■ **PROBLEM TO SOLVE**
Could you write out the records exactly as they are given?

------ INFORMATION

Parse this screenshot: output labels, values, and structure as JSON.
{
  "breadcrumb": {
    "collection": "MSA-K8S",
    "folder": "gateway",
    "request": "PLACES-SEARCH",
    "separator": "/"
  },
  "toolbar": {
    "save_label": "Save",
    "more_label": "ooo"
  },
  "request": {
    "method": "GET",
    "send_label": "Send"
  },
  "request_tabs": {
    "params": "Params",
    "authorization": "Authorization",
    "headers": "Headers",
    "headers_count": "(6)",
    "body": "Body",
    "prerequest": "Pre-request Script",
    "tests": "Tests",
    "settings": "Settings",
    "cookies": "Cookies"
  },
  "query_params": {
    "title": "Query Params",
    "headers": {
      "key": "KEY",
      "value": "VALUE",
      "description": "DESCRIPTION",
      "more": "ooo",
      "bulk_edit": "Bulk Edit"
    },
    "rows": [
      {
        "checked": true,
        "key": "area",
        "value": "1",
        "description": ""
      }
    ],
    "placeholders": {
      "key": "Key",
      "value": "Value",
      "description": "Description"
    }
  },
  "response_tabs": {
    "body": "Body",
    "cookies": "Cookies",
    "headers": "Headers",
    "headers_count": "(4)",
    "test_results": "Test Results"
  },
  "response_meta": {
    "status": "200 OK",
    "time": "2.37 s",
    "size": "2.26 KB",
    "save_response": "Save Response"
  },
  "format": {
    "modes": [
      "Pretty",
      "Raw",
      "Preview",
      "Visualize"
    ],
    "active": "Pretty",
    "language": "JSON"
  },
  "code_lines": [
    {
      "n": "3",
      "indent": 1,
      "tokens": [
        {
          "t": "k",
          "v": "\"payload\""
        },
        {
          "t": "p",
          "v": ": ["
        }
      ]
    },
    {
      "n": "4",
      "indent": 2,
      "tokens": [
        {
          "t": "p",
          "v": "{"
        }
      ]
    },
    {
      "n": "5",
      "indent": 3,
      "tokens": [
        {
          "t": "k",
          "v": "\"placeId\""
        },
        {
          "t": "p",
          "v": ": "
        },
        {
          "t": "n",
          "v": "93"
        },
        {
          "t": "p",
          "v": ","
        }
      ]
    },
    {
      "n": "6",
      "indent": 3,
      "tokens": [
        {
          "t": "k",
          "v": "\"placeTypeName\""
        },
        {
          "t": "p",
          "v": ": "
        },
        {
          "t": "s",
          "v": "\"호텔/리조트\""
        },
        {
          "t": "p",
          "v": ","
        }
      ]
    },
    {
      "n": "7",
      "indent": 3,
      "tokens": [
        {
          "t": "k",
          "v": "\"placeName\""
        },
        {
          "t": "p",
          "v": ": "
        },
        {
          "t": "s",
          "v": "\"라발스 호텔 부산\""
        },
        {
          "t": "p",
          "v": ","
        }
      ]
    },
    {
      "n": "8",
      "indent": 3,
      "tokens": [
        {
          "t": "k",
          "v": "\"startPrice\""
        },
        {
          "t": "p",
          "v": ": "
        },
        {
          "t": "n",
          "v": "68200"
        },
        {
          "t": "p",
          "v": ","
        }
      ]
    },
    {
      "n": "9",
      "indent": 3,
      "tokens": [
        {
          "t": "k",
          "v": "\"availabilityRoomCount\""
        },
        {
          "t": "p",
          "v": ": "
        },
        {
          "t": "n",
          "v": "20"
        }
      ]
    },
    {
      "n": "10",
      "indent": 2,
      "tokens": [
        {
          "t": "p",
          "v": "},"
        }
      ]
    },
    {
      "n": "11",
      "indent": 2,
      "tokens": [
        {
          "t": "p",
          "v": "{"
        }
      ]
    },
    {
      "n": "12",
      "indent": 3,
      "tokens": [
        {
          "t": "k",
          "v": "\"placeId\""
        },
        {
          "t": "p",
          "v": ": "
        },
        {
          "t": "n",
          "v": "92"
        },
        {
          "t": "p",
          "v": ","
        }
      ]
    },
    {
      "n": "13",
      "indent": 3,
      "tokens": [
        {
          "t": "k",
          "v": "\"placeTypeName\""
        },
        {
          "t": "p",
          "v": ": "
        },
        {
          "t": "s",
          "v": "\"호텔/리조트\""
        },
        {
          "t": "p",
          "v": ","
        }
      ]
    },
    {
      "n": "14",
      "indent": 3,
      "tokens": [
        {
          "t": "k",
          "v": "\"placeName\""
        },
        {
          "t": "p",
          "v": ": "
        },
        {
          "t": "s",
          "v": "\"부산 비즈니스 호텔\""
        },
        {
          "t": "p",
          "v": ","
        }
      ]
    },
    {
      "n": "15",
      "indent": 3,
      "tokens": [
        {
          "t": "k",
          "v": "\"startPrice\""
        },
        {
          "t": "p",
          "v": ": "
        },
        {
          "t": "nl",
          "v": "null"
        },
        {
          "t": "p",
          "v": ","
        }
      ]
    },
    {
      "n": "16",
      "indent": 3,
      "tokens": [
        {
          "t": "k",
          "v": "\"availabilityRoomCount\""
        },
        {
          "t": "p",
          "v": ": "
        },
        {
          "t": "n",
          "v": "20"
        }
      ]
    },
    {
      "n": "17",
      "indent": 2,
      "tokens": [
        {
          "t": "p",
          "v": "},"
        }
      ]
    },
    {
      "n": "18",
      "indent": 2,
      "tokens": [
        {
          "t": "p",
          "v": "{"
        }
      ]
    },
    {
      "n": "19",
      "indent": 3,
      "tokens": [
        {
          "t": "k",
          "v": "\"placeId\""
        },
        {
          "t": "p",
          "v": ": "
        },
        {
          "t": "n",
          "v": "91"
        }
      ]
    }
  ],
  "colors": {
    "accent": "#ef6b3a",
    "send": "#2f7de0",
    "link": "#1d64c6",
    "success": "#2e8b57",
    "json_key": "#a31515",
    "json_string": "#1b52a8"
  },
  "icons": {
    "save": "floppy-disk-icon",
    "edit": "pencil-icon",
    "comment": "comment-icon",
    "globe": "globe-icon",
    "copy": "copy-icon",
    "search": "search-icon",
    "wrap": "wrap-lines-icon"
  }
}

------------

■ **SOLUTION TO THIS PROBLEM**
Parse this screenshot: output labels, values, and structure as JSON.
{
  "breadcrumb": {
    "collection": "MSA-K8S",
    "folder": "gateway",
    "request": "PLACES-SEARCH",
    "separator": "/"
  },
  "toolbar": {
    "save_label": "Save",
    "more_label": "ooo"
  },
  "request": {
    "method": "GET",
    "send_label": "Send"
  },
  "request_tabs": {
    "params": "Params",
    "authorization": "Authorization",
    "headers": "Headers",
    "headers_count": "(6)",
    "body": "Body",
    "prerequest": "Pre-request Script",
    "tests": "Tests",
    "settings": "Settings",
    "cookies": "Cookies"
  },
  "query_params": {
    "title": "Query Params",
    "headers": {
      "key": "KEY",
      "value": "VALUE",
      "description": "DESCRIPTION",
      "more": "ooo",
      "bulk_edit": "Bulk Edit"
    },
    "rows": [
      {
        "checked": true,
        "key": "area",
        "value": "1",
        "description": ""
      }
    ],
    "placeholders": {
      "key": "Key",
      "value": "Value",
      "description": "Description"
    }
  },
  "response_tabs": {
    "body": "Body",
    "cookies": "Cookies",
    "headers": "Headers",
    "headers_count": "(4)",
    "test_results": "Test Results"
  },
  "response_meta": {
    "status": "200 OK",
    "time": "2.37 s",
    "size": "2.26 KB",
    "save_response": "Save Response"
  },
  "format": {
    "modes": [
      "Pretty",
      "Raw",
      "Preview",
      "Visualize"
    ],
    "active": "Pretty",
    "language": "JSON"
  },
  "code_lines": [
    {
      "n": "3",
      "indent": 1,
      "tokens": [
        {
          "t": "k",
          "v": "\"payload\""
        },
        {
          "t": "p",
          "v": ": ["
        }
      ]
    },
    {
      "n": "4",
      "indent": 2,
      "tokens": [
        {
          "t": "p",
          "v": "{"
        }
      ]
    },
    {
      "n": "5",
      "indent": 3,
      "tokens": [
        {
          "t": "k",
          "v": "\"placeId\""
        },
        {
          "t": "p",
          "v": ": "
        },
        {
          "t": "n",
          "v": "93"
        },
        {
          "t": "p",
          "v": ","
        }
      ]
    },
    {
      "n": "6",
      "indent": 3,
      "tokens": [
        {
          "t": "k",
          "v": "\"placeTypeName\""
        },
        {
          "t": "p",
          "v": ": "
        },
        {
          "t": "s",
          "v": "\"호텔/리조트\""
        },
        {
          "t": "p",
          "v": ","
        }
      ]
    },
    {
      "n": "7",
      "indent": 3,
      "tokens": [
        {
          "t": "k",
          "v": "\"placeName\""
        },
        {
          "t": "p",
          "v": ": "
        },
        {
          "t": "s",
          "v": "\"라발스 호텔 부산\""
        },
        {
          "t": "p",
          "v": ","
        }
      ]
    },
    {
      "n": "8",
      "indent": 3,
      "tokens": [
        {
          "t": "k",
          "v": "\"startPrice\""
        },
        {
          "t": "p",
          "v": ": "
        },
        {
          "t": "n",
          "v": "68200"
        },
        {
          "t": "p",
          "v": ","
        }
      ]
    },
    {
      "n": "9",
      "indent": 3,
      "tokens": [
        {
          "t": "k",
          "v": "\"availabilityRoomCount\""
        },
        {
          "t": "p",
          "v": ": "
        },
        {
          "t": "n",
          "v": "20"
        }
      ]
    },
    {
      "n": "10",
      "indent": 2,
      "tokens": [
        {
          "t": "p",
          "v": "},"
        }
      ]
    },
    {
      "n": "11",
      "indent": 2,
      "tokens": [
        {
          "t": "p",
          "v": "{"
        }
      ]
    },
    {
      "n": "12",
      "indent": 3,
      "tokens": [
        {
          "t": "k",
          "v": "\"placeId\""
        },
        {
          "t": "p",
          "v": ": "
        },
        {
          "t": "n",
          "v": "92"
        },
        {
          "t": "p",
          "v": ","
        }
      ]
    },
    {
      "n": "13",
      "indent": 3,
      "tokens": [
        {
          "t": "k",
          "v": "\"placeTypeName\""
        },
        {
          "t": "p",
          "v": ": "
        },
        {
          "t": "s",
          "v": "\"호텔/리조트\""
        },
        {
          "t": "p",
          "v": ","
        }
      ]
    },
    {
      "n": "14",
      "indent": 3,
      "tokens": [
        {
          "t": "k",
          "v": "\"placeName\""
        },
        {
          "t": "p",
          "v": ": "
        },
        {
          "t": "s",
          "v": "\"부산 비즈니스 호텔\""
        },
        {
          "t": "p",
          "v": ","
        }
      ]
    },
    {
      "n": "15",
      "indent": 3,
      "tokens": [
        {
          "t": "k",
          "v": "\"startPrice\""
        },
        {
          "t": "p",
          "v": ": "
        },
        {
          "t": "nl",
          "v": "null"
        },
        {
          "t": "p",
          "v": ","
        }
      ]
    },
    {
      "n": "16",
      "indent": 3,
      "tokens": [
        {
          "t": "k",
          "v": "\"availabilityRoomCount\""
        },
        {
          "t": "p",
          "v": ": "
        },
        {
          "t": "n",
          "v": "20"
        }
      ]
    },
    {
      "n": "17",
      "indent": 2,
      "tokens": [
        {
          "t": "p",
          "v": "},"
        }
      ]
    },
    {
      "n": "18",
      "indent": 2,
      "tokens": [
        {
          "t": "p",
          "v": "{"
        }
      ]
    },
    {
      "n": "19",
      "indent": 3,
      "tokens": [
        {
          "t": "k",
          "v": "\"placeId\""
        },
        {
          "t": "p",
          "v": ": "
        },
        {
          "t": "n",
          "v": "91"
        }
      ]
    }
  ],
  "colors": {
    "accent": "#ef6b3a",
    "send": "#2f7de0",
    "link": "#1d64c6",
    "success": "#2e8b57",
    "json_key": "#a31515",
    "json_string": "#1b52a8"
  },
  "icons": {
    "save": "floppy-disk-icon",
    "edit": "pencil-icon",
    "comment": "comment-icon",
    "globe": "globe-icon",
    "copy": "copy-icon",
    "search": "search-icon",
    "wrap": "wrap-lines-icon"
  }
}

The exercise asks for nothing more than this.